Madeleine Cope and Emma Twyford climb E9 in England and Wales
Britain’s Madeleine Cope and Emma Twyford have both repeated an E9 trad route by climbing, respectively, The Final Round at Illam Rock in England and Chupacabra at Pembroke in Wales.
E9 represents pretty much the upper echelon of British trad climbing, it’s a grade that extremely few have mastered and which sits just below what, currently, is deemed physically and psychologically possible.
Despite the fact that Britain’s first E9 was established way back in 1986, by an inspired Johnny Dawes on his Indian Face at Cloggy in Wales, such is the demanding nature of the difficulties that even today E9 repeats are still a rare commodity.
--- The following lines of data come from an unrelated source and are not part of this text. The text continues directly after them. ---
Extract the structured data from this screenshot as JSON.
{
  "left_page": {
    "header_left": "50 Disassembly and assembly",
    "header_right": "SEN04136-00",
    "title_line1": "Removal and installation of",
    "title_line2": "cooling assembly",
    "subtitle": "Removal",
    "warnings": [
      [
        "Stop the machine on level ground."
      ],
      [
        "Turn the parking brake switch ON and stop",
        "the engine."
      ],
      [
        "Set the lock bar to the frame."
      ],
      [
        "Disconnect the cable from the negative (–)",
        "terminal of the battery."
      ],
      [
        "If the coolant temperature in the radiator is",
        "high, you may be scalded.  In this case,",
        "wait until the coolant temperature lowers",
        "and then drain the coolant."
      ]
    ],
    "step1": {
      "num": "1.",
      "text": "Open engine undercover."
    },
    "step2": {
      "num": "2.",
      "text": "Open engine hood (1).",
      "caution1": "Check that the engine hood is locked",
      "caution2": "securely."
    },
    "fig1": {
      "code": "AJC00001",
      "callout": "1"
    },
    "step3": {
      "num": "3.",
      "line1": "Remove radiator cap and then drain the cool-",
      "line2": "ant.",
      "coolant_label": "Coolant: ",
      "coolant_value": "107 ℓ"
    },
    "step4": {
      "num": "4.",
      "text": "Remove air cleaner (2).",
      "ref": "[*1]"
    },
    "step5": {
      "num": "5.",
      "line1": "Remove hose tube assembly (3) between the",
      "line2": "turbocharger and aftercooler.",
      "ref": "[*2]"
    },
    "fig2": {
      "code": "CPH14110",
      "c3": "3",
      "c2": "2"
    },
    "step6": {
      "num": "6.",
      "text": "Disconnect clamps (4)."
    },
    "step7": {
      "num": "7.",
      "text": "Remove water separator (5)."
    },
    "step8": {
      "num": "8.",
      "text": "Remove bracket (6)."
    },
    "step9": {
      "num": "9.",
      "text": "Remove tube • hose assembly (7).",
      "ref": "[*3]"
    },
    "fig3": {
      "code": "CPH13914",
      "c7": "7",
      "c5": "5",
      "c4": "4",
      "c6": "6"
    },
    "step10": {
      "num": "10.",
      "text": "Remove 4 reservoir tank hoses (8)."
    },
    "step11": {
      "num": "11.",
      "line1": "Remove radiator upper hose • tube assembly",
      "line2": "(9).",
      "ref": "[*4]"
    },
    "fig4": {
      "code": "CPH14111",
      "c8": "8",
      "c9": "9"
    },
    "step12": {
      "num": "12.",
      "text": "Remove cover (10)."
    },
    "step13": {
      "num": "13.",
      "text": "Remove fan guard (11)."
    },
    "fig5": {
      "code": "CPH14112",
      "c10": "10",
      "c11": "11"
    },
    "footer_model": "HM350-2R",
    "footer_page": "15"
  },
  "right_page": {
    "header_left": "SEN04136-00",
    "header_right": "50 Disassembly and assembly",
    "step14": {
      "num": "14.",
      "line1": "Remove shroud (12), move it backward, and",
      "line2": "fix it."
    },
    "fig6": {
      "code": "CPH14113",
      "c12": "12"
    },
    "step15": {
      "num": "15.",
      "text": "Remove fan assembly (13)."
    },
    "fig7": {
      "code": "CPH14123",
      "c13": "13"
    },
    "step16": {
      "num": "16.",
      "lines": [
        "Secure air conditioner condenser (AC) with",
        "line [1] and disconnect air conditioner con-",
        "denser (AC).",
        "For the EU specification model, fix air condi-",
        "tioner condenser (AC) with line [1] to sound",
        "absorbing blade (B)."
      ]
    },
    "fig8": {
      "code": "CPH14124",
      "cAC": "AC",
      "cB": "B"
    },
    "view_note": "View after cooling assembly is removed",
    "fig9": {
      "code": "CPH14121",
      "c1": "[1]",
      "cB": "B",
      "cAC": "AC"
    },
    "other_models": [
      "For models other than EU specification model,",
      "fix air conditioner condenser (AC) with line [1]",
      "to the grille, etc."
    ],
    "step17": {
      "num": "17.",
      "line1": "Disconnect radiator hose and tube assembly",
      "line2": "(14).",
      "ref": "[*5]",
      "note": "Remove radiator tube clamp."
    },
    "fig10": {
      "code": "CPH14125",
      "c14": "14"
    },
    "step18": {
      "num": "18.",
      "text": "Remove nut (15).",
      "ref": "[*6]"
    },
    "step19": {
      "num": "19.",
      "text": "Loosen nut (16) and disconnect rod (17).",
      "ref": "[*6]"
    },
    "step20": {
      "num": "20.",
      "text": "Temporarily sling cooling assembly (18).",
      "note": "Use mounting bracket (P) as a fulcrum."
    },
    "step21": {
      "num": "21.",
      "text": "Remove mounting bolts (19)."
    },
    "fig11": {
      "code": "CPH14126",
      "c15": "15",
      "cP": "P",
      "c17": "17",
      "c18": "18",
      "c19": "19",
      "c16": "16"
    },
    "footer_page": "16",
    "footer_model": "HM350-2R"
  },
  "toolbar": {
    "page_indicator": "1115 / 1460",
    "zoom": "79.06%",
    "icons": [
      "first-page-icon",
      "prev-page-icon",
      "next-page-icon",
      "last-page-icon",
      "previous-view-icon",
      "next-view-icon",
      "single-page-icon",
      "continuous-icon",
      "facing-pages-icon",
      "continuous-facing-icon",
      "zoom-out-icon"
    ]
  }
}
Indeed, the grade has not been onsighted yet and in many respects this feat is considered the Holy Grail of British trad climbing.
In 2011 Hazel Findlay became the first British woman to climb E9, followed by Emma Twyford in 2013, Eve Lancashire in 2016 and Madeleine Cope in 2018, and although some visiting climbers have followed suit - notably Barbara Zangerl and Caroline Ciavaldini - female E9 ascents are understandably few and far between.
Which is precisely what makes the recent achievements of Cope and Twyford all the more important. While the former opted to repeat The Final Round at Illam Rock in the Peak District's picturesque Dovedale, the latter tested her mettle on Chupacabra in the atmospheric Huntsman's Leap at Pembroke in Wales. Both climbers, who now have multiple E9 ascents to their names, opted to work the routes toprope first prior to their successful headpoint ascents.
View this post on Instagram
Pembroke at its finest again. A superb weekend celebrating John Bunney’s 50th birthday. A few weeks ago I’d sacked off this route due to high humidity. It felt desperate and sketchy. After checking out some other routes I was drawn back to this on Sunday. I checked the moves and realised I could do it but on Monday after 4 days in I was tired. I’m sure we all get those days where we question if we want to commit and take big falls, I wasn’t sure. As the tide was well on its way in I decided to have a go, accepting the risks. I threw the kit on my harness in a haphazard manner, tied in and set off. My rope management wasn’t the best but I could see the tide creeping towards @caffinspain. Surprisingly I felt calm on the run out and made it through to the last few moves only to have my foot slip a couple of moves from the top taking a smaller fall! C’est la vie! one thing is for sure it got me psyched and I’ll be back! sometimes these things feel easier on the lead and we find the right headspace/zone to just go for it! I love that feeling on trad, it’s pretty special. @patagonia_climb @patagoniaeurope @patagonia @dmm_wales @scarpa_uk @frictionlabs @edelweiss_connection @seatosummitgear @climbskinspain @hard.bar @v12_outdoor Thanks to @rock_science_ for the
View this post on Instagram
After choosing to ignore summer time Peak Limestone conditions, and trying this route in the heat and humidity, it was nice to go back to Illam Rock yesterday and climb The Final Round (E9 6c). This route takes a nice direct line up this amazing feature. It starts with techy boldness, gives a good amount of pumpy climbing, and the upper crux felt pretty stretched to me! Nice to feel focused on these big moves at the top of the route after falling here last time Thanks @minaclimbing and @ollietorr for the belays @mammut_uk @mammut_swiss1862 @lasportivauk